#### [EXTRACTED MATERIAL]

=== Begin Enclosure ===

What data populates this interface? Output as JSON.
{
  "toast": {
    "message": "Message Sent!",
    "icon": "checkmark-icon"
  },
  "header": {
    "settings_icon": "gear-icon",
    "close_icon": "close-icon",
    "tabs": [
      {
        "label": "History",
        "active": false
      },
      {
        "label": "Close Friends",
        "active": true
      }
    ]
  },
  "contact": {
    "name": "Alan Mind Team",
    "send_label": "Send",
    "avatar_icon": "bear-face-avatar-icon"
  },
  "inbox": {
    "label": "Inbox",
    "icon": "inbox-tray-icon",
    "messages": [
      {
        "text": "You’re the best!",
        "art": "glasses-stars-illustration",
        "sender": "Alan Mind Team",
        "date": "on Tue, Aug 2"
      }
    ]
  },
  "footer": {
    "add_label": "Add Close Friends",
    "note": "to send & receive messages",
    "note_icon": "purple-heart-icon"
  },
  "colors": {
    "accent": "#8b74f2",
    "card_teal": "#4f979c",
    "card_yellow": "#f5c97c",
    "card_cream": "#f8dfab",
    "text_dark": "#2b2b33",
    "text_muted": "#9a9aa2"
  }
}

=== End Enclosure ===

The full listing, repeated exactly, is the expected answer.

#### [EXERCISE ANSWER]
What data populates this interface? Output as JSON.
{
  "toast": {
    "message": "Message Sent!",
    "icon": "checkmark-icon"
  },
  "header": {
    "settings_icon": "gear-icon",
    "close_icon": "close-icon",
    "tabs": [
      {
        "label": "History",
        "active": false
      },
      {
        "label": "Close Friends",
        "active": true
      }
    ]
  },
  "contact": {
    "name": "Alan Mind Team",
    "send_label": "Send",
    "avatar_icon": "bear-face-avatar-icon"
  },
  "inbox": {
    "label": "Inbox",
    "icon": "inbox-tray-icon",
    "messages": [
      {
        "text": "You’re the best!",
        "art": "glasses-stars-illustration",
        "sender": "Alan Mind Team",
        "date": "on Tue, Aug 2"
      }
    ]
  },
  "footer": {
    "add_label": "Add Close Friends",
    "note": "to send & receive messages",
    "note_icon": "purple-heart-icon"
  },
  "colors": {
    "accent": "#8b74f2",
    "card_teal": "#4f979c",
    "card_yellow": "#f5c97c",
    "card_cream": "#f8dfab",
    "text_dark": "#2b2b33",
    "text_muted": "#9a9aa2"
  }
}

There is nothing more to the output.